**EXERCISE GOAL**:
Across the entries below, work out how many lines contain "this". Respond with the number and no other text.

....

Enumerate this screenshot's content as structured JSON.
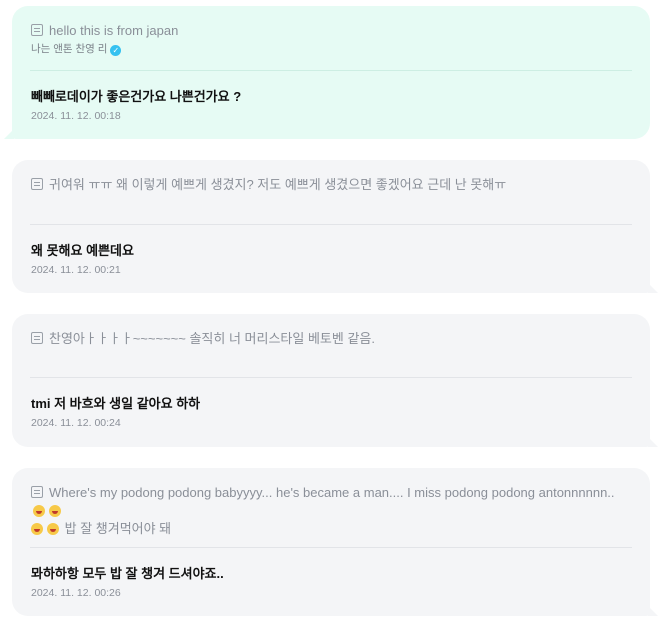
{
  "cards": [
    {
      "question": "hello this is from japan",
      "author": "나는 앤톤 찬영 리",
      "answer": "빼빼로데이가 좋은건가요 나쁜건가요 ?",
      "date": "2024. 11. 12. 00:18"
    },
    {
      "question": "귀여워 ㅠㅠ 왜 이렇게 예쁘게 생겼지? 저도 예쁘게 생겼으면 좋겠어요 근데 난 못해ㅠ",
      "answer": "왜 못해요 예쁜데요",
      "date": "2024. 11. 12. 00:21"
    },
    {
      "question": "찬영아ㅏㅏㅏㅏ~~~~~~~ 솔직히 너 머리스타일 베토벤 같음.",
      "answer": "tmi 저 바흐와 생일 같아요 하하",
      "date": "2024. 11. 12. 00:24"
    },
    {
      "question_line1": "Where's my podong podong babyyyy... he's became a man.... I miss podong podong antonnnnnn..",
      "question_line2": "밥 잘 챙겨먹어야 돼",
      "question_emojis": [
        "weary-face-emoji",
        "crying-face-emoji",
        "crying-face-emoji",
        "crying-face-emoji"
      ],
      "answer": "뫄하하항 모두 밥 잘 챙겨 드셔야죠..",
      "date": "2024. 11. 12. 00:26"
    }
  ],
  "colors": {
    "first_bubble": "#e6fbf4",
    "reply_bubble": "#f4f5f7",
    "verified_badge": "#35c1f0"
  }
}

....

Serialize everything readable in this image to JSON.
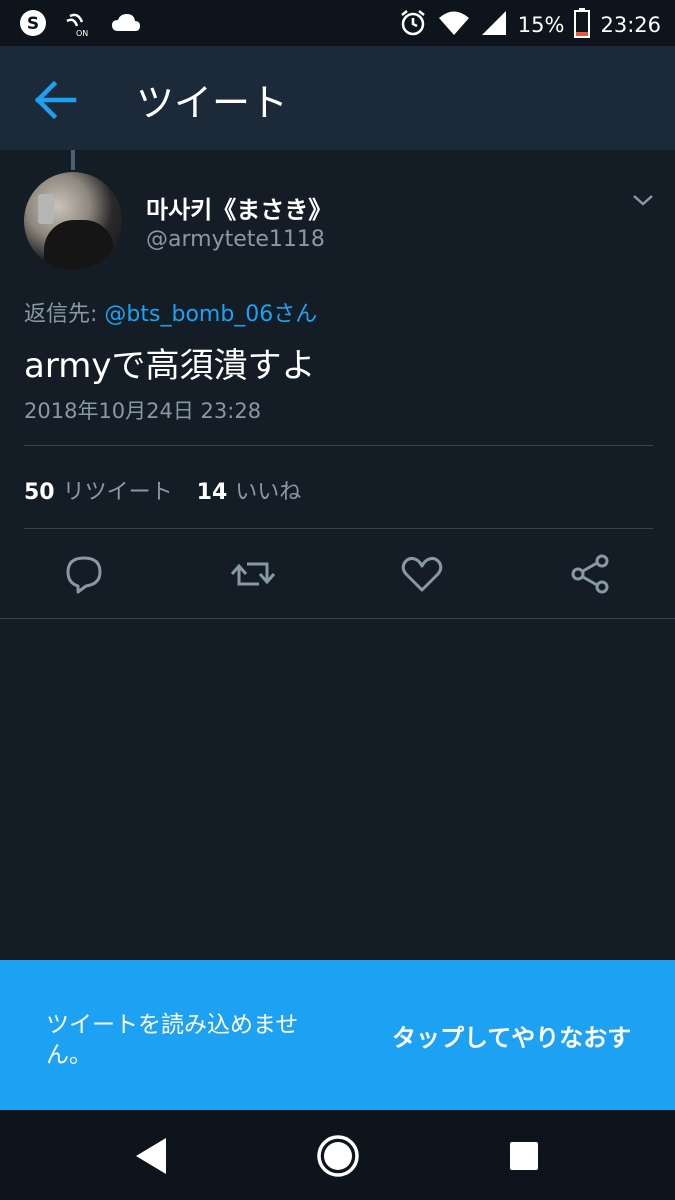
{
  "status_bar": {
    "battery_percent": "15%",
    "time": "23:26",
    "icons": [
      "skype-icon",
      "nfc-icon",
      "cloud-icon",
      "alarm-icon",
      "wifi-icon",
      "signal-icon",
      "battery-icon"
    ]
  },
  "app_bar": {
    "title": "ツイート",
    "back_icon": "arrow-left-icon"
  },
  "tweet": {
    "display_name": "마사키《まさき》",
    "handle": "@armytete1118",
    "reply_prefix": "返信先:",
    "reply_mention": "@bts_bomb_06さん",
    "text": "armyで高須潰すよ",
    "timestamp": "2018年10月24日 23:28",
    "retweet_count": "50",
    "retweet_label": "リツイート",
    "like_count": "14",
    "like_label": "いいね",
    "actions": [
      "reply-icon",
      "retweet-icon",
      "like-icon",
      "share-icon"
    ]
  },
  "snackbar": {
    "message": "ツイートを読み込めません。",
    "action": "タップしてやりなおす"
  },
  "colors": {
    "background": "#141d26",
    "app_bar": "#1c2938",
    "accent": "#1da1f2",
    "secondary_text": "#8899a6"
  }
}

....

**EXERCISE SOLUTION**:
3